Prompt
In the copy, keep every line below as it is and leave out the pictures.

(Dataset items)
+--

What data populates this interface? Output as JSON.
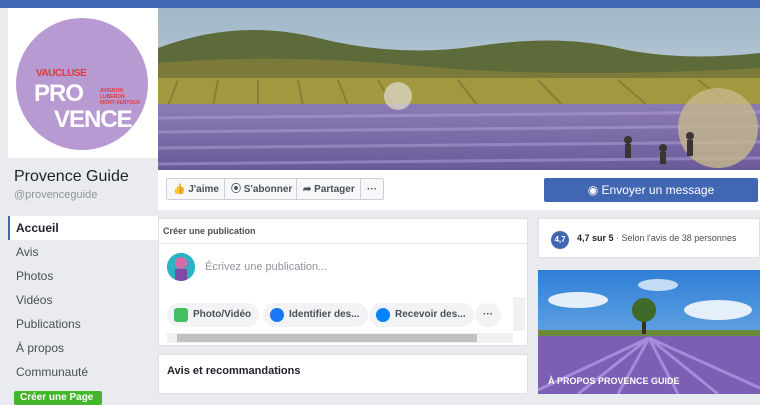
{
  "logo": {
    "line1": "VAUCLUSE",
    "line2": "PRO",
    "line3": "VENCE",
    "sub": [
      "AVIGNON",
      "LUBERON",
      "MONT-VENTOUX"
    ]
  },
  "page": {
    "name": "Provence Guide",
    "handle": "@provenceguide"
  },
  "nav": {
    "items": [
      {
        "label": "Accueil"
      },
      {
        "label": "Avis"
      },
      {
        "label": "Photos"
      },
      {
        "label": "Vidéos"
      },
      {
        "label": "Publications"
      },
      {
        "label": "À propos"
      },
      {
        "label": "Communauté"
      }
    ],
    "create_page": "Créer une Page"
  },
  "actions": {
    "like": "J'aime",
    "follow": "S'abonner",
    "share": "Partager",
    "more": "···",
    "message": "Envoyer un message"
  },
  "create_post": {
    "title": "Créer une publication",
    "placeholder": "Écrivez une publication...",
    "chips": [
      {
        "label": "Photo/Vidéo"
      },
      {
        "label": "Identifier des..."
      },
      {
        "label": "Recevoir des..."
      }
    ],
    "more": "···"
  },
  "reviews": {
    "title": "Avis et recommandations"
  },
  "rating": {
    "badge": "4,7",
    "score": "4,7 sur 5",
    "detail": " · Selon l'avis de 38 personnes"
  },
  "about": {
    "label": "À PROPOS PROVENCE GUIDE"
  },
  "colors": {
    "brand": "#4267b2",
    "lavender": "#b79ad2"
  }
}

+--

Completed task
What data populates this interface? Output as JSON.
{
  "logo": {
    "line1": "VAUCLUSE",
    "line2": "PRO",
    "line3": "VENCE",
    "sub": [
      "AVIGNON",
      "LUBERON",
      "MONT-VENTOUX"
    ]
  },
  "page": {
    "name": "Provence Guide",
    "handle": "@provenceguide"
  },
  "nav": {
    "items": [
      {
        "label": "Accueil"
      },
      {
        "label": "Avis"
      },
      {
        "label": "Photos"
      },
      {
        "label": "Vidéos"
      },
      {
        "label": "Publications"
      },
      {
        "label": "À propos"
      },
      {
        "label": "Communauté"
      }
    ],
    "create_page": "Créer une Page"
  },
  "actions": {
    "like": "J'aime",
    "follow": "S'abonner",
    "share": "Partager",
    "more": "···",
    "message": "Envoyer un message"
  },
  "create_post": {
    "title": "Créer une publication",
    "placeholder": "Écrivez une publication...",
    "chips": [
      {
        "label": "Photo/Vidéo"
      },
      {
        "label": "Identifier des..."
      },
      {
        "label": "Recevoir des..."
      }
    ],
    "more": "···"
  },
  "reviews": {
    "title": "Avis et recommandations"
  },
  "rating": {
    "badge": "4,7",
    "score": "4,7 sur 5",
    "detail": " · Selon l'avis de 38 personnes"
  },
  "about": {
    "label": "À PROPOS PROVENCE GUIDE"
  },
  "colors": {
    "brand": "#4267b2",
    "lavender": "#b79ad2"
  }
}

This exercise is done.